JMAS provides drinking water service to approximately 98% of the homes in Ojinaga through 11,389 residential connections, while approximately 85% of the homes in the urban area are connected to the wastewater collection system. Those homes not connected to the centralized system are sparsely located south of the city, where extending service may not be feasible. The wastewater collection system operates by gravity and relies on one lift station to convey approximately 87.6 liters per second (lps) or 2.0 million gallons a day (mgd) of wastewater to the Ojinaga Wastewater Treatment Plant to receive treatment through a system of stabilization lagoons. The plant has an installed capacity of 140 lps (3.2 mgd).
The project consists of replacing approximately 27,688 meters (90,840 feet) of PVC pipe with dimeters ranging from 8 inches to 12 inches, construction of 239 manholes and rehabilitation of the service connections to 1,700 residences.
The rehabilitated infrastructure will improve wastewater collection services for 1,700 existing residential connections by reducing the risk of pipeline failures that cause sewage overflows onto local streets and contaminate surface and groundwater. Specifically, the project will help protect public health and the environment by preventing approximately 12.3 liters per second (lps) or 281,000 gallons per day of wastewater discharges. Even more importantly, the project will help prevent contamination of the West Texas Bolson Aquifer, which supplies drinking water to Ojinaga and to Presidio, Texas.

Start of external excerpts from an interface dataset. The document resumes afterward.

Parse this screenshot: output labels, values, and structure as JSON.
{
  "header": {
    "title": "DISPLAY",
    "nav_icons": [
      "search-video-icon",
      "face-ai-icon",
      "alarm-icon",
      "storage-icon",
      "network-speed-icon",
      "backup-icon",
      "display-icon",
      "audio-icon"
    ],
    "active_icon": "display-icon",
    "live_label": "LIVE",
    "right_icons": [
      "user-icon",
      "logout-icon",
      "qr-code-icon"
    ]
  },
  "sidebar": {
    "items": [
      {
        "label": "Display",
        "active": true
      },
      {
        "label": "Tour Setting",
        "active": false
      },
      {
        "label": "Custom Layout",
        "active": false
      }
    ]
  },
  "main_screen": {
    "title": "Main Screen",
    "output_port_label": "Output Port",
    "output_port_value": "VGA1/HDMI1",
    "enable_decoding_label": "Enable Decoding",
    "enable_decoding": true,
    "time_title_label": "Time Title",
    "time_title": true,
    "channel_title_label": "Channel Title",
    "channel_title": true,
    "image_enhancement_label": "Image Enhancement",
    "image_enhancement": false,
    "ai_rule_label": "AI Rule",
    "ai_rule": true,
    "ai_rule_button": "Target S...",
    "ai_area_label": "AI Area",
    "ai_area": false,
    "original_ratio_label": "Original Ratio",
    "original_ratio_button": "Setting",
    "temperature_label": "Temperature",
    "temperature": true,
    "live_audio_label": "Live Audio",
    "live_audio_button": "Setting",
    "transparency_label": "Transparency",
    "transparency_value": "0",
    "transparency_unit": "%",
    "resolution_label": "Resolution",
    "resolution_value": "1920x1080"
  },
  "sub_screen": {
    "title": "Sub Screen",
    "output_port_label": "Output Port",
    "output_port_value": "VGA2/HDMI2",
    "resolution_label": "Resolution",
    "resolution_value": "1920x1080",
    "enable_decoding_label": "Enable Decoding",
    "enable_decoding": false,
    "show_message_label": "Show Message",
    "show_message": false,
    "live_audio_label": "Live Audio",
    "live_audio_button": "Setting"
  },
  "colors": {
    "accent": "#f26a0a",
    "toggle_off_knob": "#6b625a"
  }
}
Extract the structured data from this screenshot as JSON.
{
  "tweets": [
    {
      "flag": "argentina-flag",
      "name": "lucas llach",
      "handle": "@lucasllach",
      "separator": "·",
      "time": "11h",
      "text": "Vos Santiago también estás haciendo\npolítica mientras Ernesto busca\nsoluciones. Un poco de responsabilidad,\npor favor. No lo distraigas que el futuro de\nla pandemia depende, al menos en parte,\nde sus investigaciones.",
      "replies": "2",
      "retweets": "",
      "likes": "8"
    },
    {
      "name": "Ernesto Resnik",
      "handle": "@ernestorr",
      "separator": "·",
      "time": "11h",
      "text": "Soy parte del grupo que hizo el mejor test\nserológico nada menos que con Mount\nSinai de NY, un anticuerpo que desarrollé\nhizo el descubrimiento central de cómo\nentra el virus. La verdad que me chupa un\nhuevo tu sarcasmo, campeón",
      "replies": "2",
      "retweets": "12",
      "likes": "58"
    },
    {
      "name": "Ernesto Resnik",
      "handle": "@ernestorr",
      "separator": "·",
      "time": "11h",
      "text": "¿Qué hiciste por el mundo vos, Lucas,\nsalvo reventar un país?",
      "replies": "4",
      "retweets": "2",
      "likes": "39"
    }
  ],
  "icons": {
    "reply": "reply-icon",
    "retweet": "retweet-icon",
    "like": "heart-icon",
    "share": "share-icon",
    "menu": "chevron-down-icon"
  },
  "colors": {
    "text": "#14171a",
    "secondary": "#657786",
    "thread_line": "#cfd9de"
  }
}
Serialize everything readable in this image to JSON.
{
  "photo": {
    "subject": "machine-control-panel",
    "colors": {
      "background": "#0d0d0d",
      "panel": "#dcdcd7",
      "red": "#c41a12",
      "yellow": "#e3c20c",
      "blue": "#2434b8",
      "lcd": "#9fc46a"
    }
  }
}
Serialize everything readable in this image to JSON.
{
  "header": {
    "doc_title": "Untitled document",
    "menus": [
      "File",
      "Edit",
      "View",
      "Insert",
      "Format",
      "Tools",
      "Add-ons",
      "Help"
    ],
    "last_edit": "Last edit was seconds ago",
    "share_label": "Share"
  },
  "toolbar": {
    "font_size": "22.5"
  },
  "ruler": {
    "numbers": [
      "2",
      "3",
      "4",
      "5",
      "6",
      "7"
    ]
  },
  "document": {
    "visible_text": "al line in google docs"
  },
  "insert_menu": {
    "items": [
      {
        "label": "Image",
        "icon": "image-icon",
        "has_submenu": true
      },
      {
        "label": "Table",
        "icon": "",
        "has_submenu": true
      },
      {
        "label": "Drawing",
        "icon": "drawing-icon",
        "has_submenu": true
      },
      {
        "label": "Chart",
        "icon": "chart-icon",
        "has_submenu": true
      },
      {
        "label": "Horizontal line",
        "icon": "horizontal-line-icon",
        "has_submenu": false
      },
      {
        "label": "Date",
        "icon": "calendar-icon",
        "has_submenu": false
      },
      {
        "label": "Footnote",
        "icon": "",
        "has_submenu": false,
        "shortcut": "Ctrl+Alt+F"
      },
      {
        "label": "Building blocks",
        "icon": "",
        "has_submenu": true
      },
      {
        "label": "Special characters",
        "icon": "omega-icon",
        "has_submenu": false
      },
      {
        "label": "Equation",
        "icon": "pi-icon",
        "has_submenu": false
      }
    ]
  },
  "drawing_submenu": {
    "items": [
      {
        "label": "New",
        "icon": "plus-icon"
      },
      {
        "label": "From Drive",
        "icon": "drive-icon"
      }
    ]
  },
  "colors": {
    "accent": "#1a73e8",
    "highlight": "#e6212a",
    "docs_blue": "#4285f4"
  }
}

|Total Project Cost||US 2.5M|
US 1.0M - NADB Grant: BEIF
|Other Funding Partners||
Mexican federal, state and municipal funding